The adverse effects (AEs) vary among BTK inhibitors. Atrial fibrillation, ventricular arrhythmias, conduction disorders, and hypertension have been observed in patients receiving ibrutinib.13,14 Although this needs further investigation, there is evidence that the risk of cardiovascular AEs increases over time.15 Hemorrhages, skin manifestations, diarrhea, and cardiovascular diseases have been reported for certain covalently binding inhibitors. The molecular mechanisms causing these AEs are not clear. However, it has been speculated that covalent inhibitor AEs are caused by off-target binding to other kinases with cysteine in their binding site.

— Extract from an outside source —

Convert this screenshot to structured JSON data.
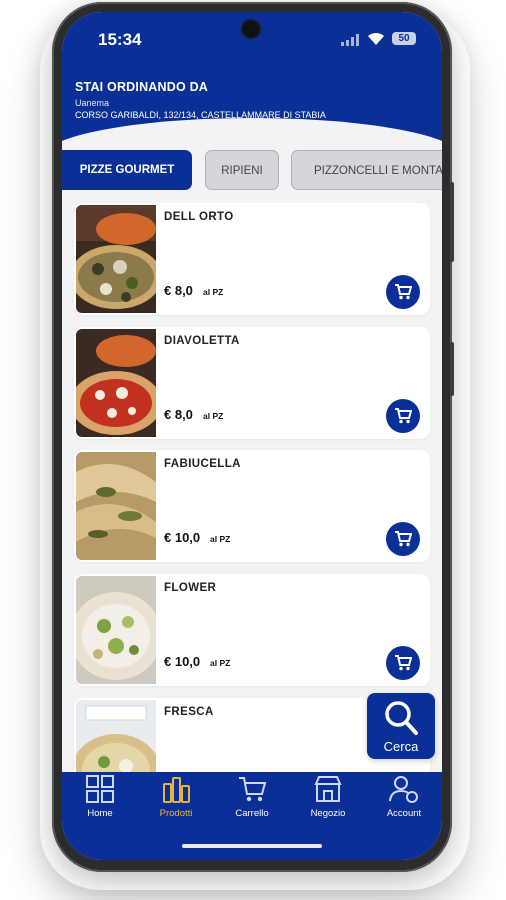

The use of fenebrutinib in a series of autoimmune indications such as rheumatoid arthritis, systemic lupus erythematosus, and chronic spontaneous urticaria, suggested a low incidence of adverse reactions. Of those, 5% of fenebrutinib-treated patients in randomized controlled trials (n = 299) reported nasopharyngitis (6%), nausea (5.7%), and headache (5.4%).16 No patients experienced atrial or ventricular tachyarrhythmias. Bleeding or bruising was reported in 23 patients (7.7%) receiving fenebrutinib vs 3.2% receiving placebo, with no cases of major hemorrhage reported.16
Targeting microglial activity in MS progression by inhibiting BTK activation represents a promising therapeutic strategy. So far, 5 BTK inhibitors—evobrutinib, tolebrutinib, fenebrutinib, remibrutinib, and orelabrutinib—have been tested for the treatment of patients with MS (TABLE 3). Although all these inhibitors are small molecules, they differ in their distinct characteristics.17 Evobrutinib, a selective BTK inhibitor, has already met its primary end point in a phase 2 clinical trial (NCT02975349) for the treatment of patients with relapsing-remitting MS, defined as total number of T1 gadolinium-enhancing lesions. However, evobrutinib showed no effect on progression of disability.18
At the time of the development of this publication, the FDA has decided to place on partial clinical hold tolebrutinib and orelabrutinib clinical studies due to safety concerns, particularly related to elevation of liver function abnormalities.
BTK inhibitors represent a potential new class of medications for patients with MS. They are small molecules that can more easily cross the BBB. Other treatments for patients with MS, namely monoclonal antibodies, do not cross the BBB and do not exert their effect directly in the CNS. BTK inhibitors also affect a wide variety of immune cells, including B cells, NK cells, and microglia, which all play major roles in MS inflammation. Targeting B cells is a proven strategy for managing relapsing MS with multiple approved medications with this mechanism of action. These medications include ocrelizumab (Ocrevus; Genentech) and ofatumumab (Kesimpta; Novartis) whereas alemtuzumab and oral cladribine (Mavenclad; EMD Serono) deplete both B and T cells.
BTK inhibitors’ effect on microglia is particularly promising for managing PIRA and progressive MS. Evidence suggests that progressive MS is driven by cells from within the CNS such as microglia and astrocytes rather than peripheral immune cells.19 Currently, there is 1 FDA-approved medication for primary progressive MS, ocrelizumab, and none for secondary progressive MS. Ocrelizumab was shown to reduce 12-week confirmed disability worsening by 24%. However, there is no direct evidence that ocrelizumab crosses the BBB, and microglia do not express CD20.20 Fenebrutinib is being studied in primary progressive MS, whereas tolebrutinib is being studied in both primary and secondary progressive MS. The development of new therapies that directly affect CNS immune cells could prove a significant breakthrough for patients with progressive MS.